While no hints are found in pre-Platonic medical tradition concerning the possibility that music has any healing powers, this idea is quite widespread in 2nd century AD sources, such as in Aristides Quintilianus’ De musica. In providing a characteristically clear exposition of Aristides’ way of healing both physical and psychical illnesses by “exposing” the patients to specific kinds of musical performances, Barker convincingly shows that several passages in Aristides are likely to derive from Theophrastus, one of Aristotle’s most important pupils and his successor. After an opportune exposition of Aristides’ ideas as to the human soul and how each soul “chooses” a particular kind of body and perceives various phenomena through a judging faculty called ἔννοια, Barker takes the complex notation system of the De musica into account. This system individuates “male” and “female” notes, endowed respectively with their own psychological features, so that it is possible to create melodies for specific therapeutic purposes just by choosing the opportune notes, or avoiding the unnecessary ones. This conception is evidently based on the assumption — reported as early as Aristotle’s De anima — that soul is blown into the human body by god, and that the body behaves in the same way as an aulos.1 This chapter comes to an end with a couple of fresh, ironic pages, in which the readers are warned against regarding Aristides’ system as an entirely heavenly scenario, since, we are told, it also reflects a strongly misogynist and chauvinist background, as usual in Greek civilization.
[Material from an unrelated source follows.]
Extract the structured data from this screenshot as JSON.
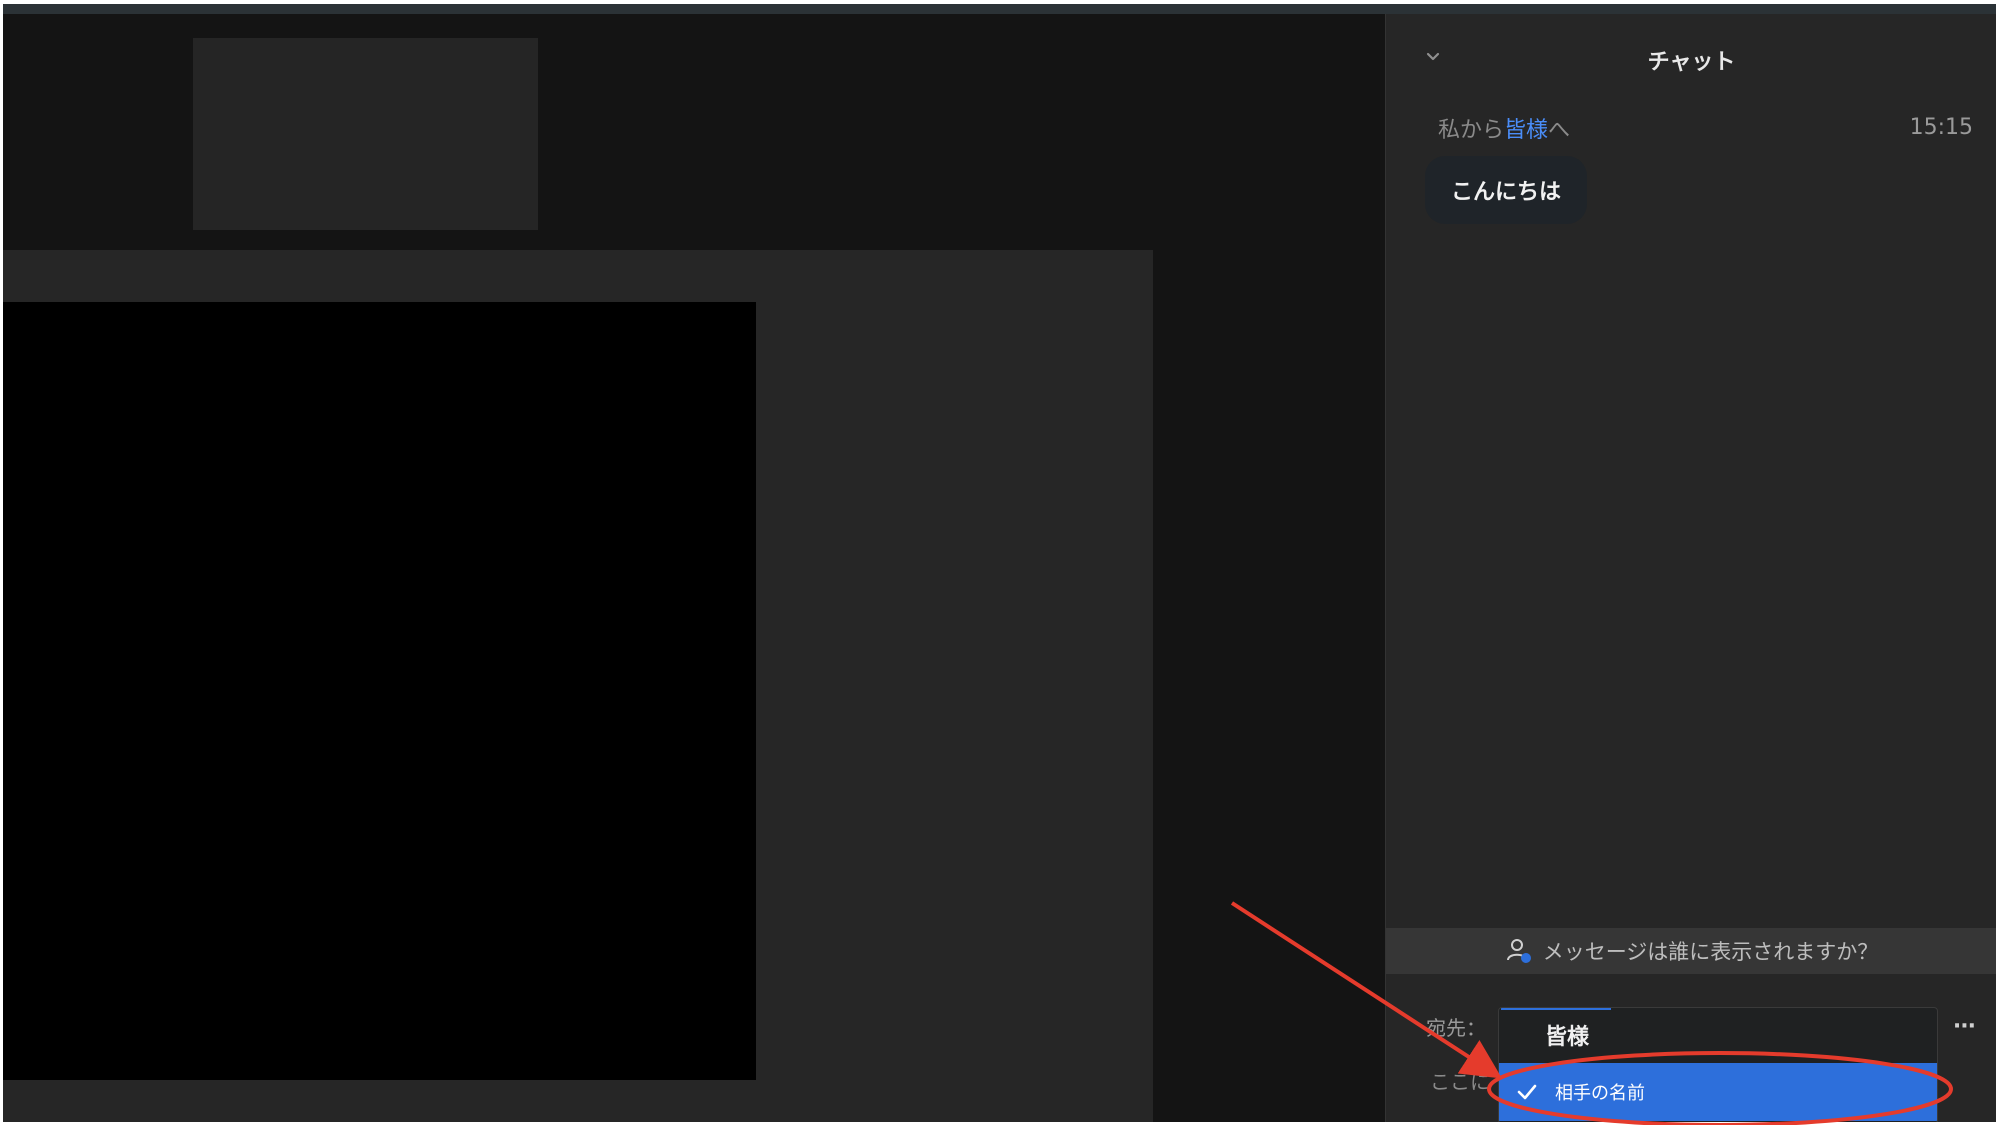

In the last chapter, Barker discusses the epistemological fundaments of “psychomusicology” in Aristides and in Ptolemy’s Harmonica. He points out opportunely that neither the former nor the latter goes beyond generic and superficial analogies between the human soul and the patterns of musical scales. In Ptolemy’s treatise, for example, many complicated mathematical processes are described in order to divide the musical fourth (ratio 4:3), which provides various genera of tetrachords; but Ptolemy does not take any of them into account in the final part of the Harmonica, in which he explains the similarities between the musical intervals, the parts of the soul and the positions of zodiacal signs.

The volume is completed by an essential, up-to-date bibliography, and by a useful index of ancient sources and modern scholars cited. Although it discusses very specific subjects, some of which require at least a basic knowledge of Greek philosophy and music theory, this book makes pleasant reading and there are no more footnotes than is necessary. Italian readers can also appreciate the great accuracy of Angelo Meriani’s translation.


1. I would note here a few verses (vv. 843-851 passim) from Prudentius’ Apotheosis: adde et distinctum quem musica tibia flatum aut tumidum largo sublimat flamine bombum […] haec cum te videas mortali in corpore posse, cur non Aeternum potuisse infundere credas qualem animam voluit?. Of course I am not in the position to claim this is a direct reference to Aristides, but it’s difficult not to see in this passage by a much later Christian author, the persistence of the metaphor of God as an aulos -player.